--- DATASET ENTRIES Enclosed Below ---

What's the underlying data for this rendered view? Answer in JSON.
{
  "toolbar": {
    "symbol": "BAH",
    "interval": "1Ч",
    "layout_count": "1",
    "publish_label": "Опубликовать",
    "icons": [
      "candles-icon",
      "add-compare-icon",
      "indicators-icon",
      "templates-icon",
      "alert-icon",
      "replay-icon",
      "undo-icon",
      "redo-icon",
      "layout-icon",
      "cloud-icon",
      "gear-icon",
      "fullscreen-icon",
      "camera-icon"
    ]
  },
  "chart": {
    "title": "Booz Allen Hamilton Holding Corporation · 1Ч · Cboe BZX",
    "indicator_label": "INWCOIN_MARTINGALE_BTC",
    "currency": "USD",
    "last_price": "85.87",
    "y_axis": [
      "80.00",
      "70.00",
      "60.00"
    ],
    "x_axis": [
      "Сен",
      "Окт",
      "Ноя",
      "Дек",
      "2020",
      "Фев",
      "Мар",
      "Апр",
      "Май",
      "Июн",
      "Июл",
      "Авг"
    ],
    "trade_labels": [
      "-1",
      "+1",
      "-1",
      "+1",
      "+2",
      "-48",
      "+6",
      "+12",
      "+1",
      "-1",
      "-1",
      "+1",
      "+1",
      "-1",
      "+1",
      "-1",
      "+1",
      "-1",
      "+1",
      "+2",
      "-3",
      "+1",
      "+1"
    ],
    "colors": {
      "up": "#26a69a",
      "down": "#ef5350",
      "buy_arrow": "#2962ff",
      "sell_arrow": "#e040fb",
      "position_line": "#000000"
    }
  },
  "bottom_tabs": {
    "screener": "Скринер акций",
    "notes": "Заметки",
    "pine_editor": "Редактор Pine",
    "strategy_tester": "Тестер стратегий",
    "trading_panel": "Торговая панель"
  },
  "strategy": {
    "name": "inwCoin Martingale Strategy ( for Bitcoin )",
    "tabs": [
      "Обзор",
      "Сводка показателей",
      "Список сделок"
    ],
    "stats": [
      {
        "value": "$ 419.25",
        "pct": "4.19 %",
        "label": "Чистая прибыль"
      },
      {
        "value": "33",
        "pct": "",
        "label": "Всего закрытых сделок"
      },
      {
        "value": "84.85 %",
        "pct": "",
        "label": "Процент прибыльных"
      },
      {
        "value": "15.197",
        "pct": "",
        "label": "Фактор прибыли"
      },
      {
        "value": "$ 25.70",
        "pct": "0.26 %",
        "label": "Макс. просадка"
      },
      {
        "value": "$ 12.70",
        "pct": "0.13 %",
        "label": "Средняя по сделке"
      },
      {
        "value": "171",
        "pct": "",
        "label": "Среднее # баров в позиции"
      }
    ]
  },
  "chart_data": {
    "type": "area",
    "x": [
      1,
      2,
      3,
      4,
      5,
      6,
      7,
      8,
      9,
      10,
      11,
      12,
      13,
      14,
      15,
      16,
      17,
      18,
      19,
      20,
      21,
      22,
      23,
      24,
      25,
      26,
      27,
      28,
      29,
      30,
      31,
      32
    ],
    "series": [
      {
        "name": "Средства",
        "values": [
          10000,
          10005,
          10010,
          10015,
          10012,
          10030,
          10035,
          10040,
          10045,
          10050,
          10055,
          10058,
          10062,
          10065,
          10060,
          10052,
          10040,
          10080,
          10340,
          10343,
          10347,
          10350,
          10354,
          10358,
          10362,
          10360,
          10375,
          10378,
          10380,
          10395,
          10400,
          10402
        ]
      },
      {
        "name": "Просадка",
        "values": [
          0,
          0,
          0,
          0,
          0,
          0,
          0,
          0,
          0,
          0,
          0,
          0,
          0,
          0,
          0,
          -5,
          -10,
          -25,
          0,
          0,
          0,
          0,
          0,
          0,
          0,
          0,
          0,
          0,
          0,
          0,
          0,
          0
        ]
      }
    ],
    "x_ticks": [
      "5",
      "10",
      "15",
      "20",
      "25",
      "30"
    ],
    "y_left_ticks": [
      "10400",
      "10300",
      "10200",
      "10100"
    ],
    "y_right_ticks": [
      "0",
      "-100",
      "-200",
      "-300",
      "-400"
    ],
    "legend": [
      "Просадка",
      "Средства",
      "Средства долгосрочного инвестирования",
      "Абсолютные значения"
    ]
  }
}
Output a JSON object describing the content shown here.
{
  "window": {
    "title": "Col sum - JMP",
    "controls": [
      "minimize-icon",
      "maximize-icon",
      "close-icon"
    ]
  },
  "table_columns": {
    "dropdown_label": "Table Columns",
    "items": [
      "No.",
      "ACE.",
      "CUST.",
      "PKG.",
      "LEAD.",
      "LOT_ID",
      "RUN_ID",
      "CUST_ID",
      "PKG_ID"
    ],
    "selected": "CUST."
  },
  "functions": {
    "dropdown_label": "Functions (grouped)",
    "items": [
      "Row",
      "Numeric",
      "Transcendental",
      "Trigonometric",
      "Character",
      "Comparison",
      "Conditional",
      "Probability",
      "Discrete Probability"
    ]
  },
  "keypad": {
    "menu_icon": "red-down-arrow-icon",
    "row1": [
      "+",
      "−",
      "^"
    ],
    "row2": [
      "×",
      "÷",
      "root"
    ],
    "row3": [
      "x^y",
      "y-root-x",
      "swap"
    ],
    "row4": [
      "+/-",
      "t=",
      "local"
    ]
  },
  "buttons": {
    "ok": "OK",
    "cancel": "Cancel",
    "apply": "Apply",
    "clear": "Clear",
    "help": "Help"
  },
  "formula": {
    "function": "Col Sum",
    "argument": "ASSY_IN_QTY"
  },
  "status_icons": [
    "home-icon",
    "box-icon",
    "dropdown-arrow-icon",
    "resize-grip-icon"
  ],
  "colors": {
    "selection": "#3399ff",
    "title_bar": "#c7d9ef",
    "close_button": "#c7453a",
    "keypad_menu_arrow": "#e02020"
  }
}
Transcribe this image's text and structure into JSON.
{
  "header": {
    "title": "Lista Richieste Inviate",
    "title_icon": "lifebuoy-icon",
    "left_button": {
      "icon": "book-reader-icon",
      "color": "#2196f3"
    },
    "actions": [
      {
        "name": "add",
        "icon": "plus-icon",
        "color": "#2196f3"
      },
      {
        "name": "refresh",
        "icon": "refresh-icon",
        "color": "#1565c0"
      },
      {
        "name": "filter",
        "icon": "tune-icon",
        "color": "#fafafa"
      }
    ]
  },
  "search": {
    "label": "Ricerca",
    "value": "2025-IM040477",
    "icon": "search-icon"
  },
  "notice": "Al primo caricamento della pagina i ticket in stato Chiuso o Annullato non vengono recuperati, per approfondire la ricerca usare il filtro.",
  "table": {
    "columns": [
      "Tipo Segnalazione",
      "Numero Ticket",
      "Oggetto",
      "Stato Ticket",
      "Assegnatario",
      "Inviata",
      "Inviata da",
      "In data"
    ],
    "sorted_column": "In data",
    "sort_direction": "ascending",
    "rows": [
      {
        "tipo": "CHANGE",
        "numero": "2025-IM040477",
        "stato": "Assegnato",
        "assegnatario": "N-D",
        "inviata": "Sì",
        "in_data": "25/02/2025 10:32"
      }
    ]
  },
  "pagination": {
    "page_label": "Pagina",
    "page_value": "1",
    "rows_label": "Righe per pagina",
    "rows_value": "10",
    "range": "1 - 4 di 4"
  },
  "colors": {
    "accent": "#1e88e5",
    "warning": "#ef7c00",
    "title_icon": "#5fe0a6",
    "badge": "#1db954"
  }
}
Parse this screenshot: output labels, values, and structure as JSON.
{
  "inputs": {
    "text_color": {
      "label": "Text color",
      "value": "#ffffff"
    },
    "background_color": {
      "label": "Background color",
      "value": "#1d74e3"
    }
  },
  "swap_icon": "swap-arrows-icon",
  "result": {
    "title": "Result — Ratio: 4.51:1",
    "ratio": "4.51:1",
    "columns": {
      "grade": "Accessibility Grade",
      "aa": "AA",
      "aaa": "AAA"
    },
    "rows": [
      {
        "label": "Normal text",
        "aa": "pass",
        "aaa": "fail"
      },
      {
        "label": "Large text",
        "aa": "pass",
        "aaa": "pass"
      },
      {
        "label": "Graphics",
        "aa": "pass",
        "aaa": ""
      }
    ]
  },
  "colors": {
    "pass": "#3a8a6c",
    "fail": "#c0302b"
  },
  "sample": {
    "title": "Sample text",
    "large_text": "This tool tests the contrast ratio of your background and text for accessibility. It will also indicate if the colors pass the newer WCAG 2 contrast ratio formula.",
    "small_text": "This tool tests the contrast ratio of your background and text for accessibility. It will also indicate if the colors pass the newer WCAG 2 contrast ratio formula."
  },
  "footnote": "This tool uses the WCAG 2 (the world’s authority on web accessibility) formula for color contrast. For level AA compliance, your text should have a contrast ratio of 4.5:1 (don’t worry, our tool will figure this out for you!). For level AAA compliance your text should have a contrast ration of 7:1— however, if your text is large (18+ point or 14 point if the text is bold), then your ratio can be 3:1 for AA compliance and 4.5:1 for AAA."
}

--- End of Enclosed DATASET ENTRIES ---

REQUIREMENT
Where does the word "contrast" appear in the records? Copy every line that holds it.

RESPONSE TO THIS TASK
    "large_text": "This tool tests the contrast ratio of your background and text for accessibility. It will also indicate if the colors pass the newer WCAG 2 contrast ratio formula.",
    "small_text": "This tool tests the contrast ratio of your background and text for accessibility. It will also indicate if the colors pass the newer WCAG 2 contrast ratio formula."
  "footnote": "This tool uses the WCAG 2 (the world’s authority on web accessibility) formula for color contrast. For level AA compliance, your text should have a contrast ratio of 4.5:1 (don’t worry, our tool will figure this out for you!). For level AAA compliance your text should have a contrast ration of 7:1— however, if your text is large (18+ point or 14 point if the text is bold), then your ratio can be 3:1 for AA compliance and 4.5:1 for AAA."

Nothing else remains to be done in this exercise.